* WHAT YOU SHOULD DO *
Please return all of the data exactly as written.

* EXERCISE MATERIALS *

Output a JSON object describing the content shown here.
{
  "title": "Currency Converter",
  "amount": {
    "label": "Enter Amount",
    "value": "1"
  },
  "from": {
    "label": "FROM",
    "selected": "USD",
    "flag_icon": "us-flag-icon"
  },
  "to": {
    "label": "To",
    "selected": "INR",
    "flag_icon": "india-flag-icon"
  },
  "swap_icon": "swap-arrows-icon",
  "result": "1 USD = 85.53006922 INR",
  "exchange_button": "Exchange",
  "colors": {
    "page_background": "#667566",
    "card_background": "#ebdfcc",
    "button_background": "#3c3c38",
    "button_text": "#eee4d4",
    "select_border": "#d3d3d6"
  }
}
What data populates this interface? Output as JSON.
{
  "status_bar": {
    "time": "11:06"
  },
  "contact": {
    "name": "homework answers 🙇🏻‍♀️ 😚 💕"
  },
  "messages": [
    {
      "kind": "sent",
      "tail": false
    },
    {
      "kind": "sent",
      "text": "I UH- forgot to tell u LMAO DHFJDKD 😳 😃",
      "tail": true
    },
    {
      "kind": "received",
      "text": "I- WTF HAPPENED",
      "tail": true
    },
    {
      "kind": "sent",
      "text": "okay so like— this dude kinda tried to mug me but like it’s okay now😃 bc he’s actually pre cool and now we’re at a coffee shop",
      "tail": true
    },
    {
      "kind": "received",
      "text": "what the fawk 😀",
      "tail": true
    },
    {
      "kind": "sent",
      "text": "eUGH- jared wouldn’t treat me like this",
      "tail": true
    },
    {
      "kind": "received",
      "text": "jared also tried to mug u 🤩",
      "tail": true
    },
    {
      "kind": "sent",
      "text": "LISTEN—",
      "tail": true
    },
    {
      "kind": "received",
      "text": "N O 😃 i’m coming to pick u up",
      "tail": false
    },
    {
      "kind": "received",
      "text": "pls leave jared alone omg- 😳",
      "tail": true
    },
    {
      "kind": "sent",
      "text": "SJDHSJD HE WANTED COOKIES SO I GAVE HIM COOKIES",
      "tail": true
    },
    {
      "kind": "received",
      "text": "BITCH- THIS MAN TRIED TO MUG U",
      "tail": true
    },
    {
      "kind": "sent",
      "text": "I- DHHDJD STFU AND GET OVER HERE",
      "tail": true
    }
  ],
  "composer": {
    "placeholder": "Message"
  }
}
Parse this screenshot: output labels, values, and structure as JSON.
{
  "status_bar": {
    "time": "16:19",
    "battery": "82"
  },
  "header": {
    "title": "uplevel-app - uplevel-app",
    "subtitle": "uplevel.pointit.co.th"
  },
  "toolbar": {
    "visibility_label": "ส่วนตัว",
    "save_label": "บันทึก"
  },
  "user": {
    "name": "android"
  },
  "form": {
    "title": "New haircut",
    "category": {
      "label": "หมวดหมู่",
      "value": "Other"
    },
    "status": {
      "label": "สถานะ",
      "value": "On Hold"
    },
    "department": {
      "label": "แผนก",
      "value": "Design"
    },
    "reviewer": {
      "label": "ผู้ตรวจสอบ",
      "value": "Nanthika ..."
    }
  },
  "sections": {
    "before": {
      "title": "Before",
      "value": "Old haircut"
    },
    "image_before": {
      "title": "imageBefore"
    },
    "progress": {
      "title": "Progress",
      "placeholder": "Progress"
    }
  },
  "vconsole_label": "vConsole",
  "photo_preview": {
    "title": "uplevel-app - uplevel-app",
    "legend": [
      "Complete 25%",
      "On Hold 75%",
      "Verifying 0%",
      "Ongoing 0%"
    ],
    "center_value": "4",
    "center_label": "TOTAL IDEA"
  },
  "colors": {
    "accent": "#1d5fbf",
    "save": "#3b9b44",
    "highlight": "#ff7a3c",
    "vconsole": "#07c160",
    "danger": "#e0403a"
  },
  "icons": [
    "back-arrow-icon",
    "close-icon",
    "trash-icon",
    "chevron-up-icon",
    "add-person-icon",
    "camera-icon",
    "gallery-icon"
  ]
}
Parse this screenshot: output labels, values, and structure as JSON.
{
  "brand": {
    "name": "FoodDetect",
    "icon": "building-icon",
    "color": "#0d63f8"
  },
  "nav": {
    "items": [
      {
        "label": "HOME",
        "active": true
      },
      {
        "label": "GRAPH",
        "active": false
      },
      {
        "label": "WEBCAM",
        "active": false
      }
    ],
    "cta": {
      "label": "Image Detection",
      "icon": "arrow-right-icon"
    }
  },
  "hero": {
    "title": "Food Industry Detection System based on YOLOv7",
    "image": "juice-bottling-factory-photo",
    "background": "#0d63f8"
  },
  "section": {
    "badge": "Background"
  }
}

* ANSWER TO THIS PROBLEM *
Output a JSON object describing the content shown here.
{
  "title": "Currency Converter",
  "amount": {
    "label": "Enter Amount",
    "value": "1"
  },
  "from": {
    "label": "FROM",
    "selected": "USD",
    "flag_icon": "us-flag-icon"
  },
  "to": {
    "label": "To",
    "selected": "INR",
    "flag_icon": "india-flag-icon"
  },
  "swap_icon": "swap-arrows-icon",
  "result": "1 USD = 85.53006922 INR",
  "exchange_button": "Exchange",
  "colors": {
    "page_background": "#667566",
    "card_background": "#ebdfcc",
    "button_background": "#3c3c38",
    "button_text": "#eee4d4",
    "select_border": "#d3d3d6"
  }
}
What data populates this interface? Output as JSON.
{
  "status_bar": {
    "time": "11:06"
  },
  "contact": {
    "name": "homework answers 🙇🏻‍♀️ 😚 💕"
  },
  "messages": [
    {
      "kind": "sent",
      "tail": false
    },
    {
      "kind": "sent",
      "text": "I UH- forgot to tell u LMAO DHFJDKD 😳 😃",
      "tail": true
    },
    {
      "kind": "received",
      "text": "I- WTF HAPPENED",
      "tail": true
    },
    {
      "kind": "sent",
      "text": "okay so like— this dude kinda tried to mug me but like it’s okay now😃 bc he’s actually pre cool and now we’re at a coffee shop",
      "tail": true
    },
    {
      "kind": "received",
      "text": "what the fawk 😀",
      "tail": true
    },
    {
      "kind": "sent",
      "text": "eUGH- jared wouldn’t treat me like this",
      "tail": true
    },
    {
      "kind": "received",
      "text": "jared also tried to mug u 🤩",
      "tail": true
    },
    {
      "kind": "sent",
      "text": "LISTEN—",
      "tail": true
    },
    {
      "kind": "received",
      "text": "N O 😃 i’m coming to pick u up",
      "tail": false
    },
    {
      "kind": "received",
      "text": "pls leave jared alone omg- 😳",
      "tail": true
    },
    {
      "kind": "sent",
      "text": "SJDHSJD HE WANTED COOKIES SO I GAVE HIM COOKIES",
      "tail": true
    },
    {
      "kind": "received",
      "text": "BITCH- THIS MAN TRIED TO MUG U",
      "tail": true
    },
    {
      "kind": "sent",
      "text": "I- DHHDJD STFU AND GET OVER HERE",
      "tail": true
    }
  ],
  "composer": {
    "placeholder": "Message"
  }
}
Parse this screenshot: output labels, values, and structure as JSON.
{
  "status_bar": {
    "time": "16:19",
    "battery": "82"
  },
  "header": {
    "title": "uplevel-app - uplevel-app",
    "subtitle": "uplevel.pointit.co.th"
  },
  "toolbar": {
    "visibility_label": "ส่วนตัว",
    "save_label": "บันทึก"
  },
  "user": {
    "name": "android"
  },
  "form": {
    "title": "New haircut",
    "category": {
      "label": "หมวดหมู่",
      "value": "Other"
    },
    "status": {
      "label": "สถานะ",
      "value": "On Hold"
    },
    "department": {
      "label": "แผนก",
      "value": "Design"
    },
    "reviewer": {
      "label": "ผู้ตรวจสอบ",
      "value": "Nanthika ..."
    }
  },
  "sections": {
    "before": {
      "title": "Before",
      "value": "Old haircut"
    },
    "image_before": {
      "title": "imageBefore"
    },
    "progress": {
      "title": "Progress",
      "placeholder": "Progress"
    }
  },
  "vconsole_label": "vConsole",
  "photo_preview": {
    "title": "uplevel-app - uplevel-app",
    "legend": [
      "Complete 25%",
      "On Hold 75%",
      "Verifying 0%",
      "Ongoing 0%"
    ],
    "center_value": "4",
    "center_label": "TOTAL IDEA"
  },
  "colors": {
    "accent": "#1d5fbf",
    "save": "#3b9b44",
    "highlight": "#ff7a3c",
    "vconsole": "#07c160",
    "danger": "#e0403a"
  },
  "icons": [
    "back-arrow-icon",
    "close-icon",
    "trash-icon",
    "chevron-up-icon",
    "add-person-icon",
    "camera-icon",
    "gallery-icon"
  ]
}
Parse this screenshot: output labels, values, and structure as JSON.
{
  "brand": {
    "name": "FoodDetect",
    "icon": "building-icon",
    "color": "#0d63f8"
  },
  "nav": {
    "items": [
      {
        "label": "HOME",
        "active": true
      },
      {
        "label": "GRAPH",
        "active": false
      },
      {
        "label": "WEBCAM",
        "active": false
      }
    ],
    "cta": {
      "label": "Image Detection",
      "icon": "arrow-right-icon"
    }
  },
  "hero": {
    "title": "Food Industry Detection System based on YOLOv7",
    "image": "juice-bottling-factory-photo",
    "background": "#0d63f8"
  },
  "section": {
    "badge": "Background"
  }
}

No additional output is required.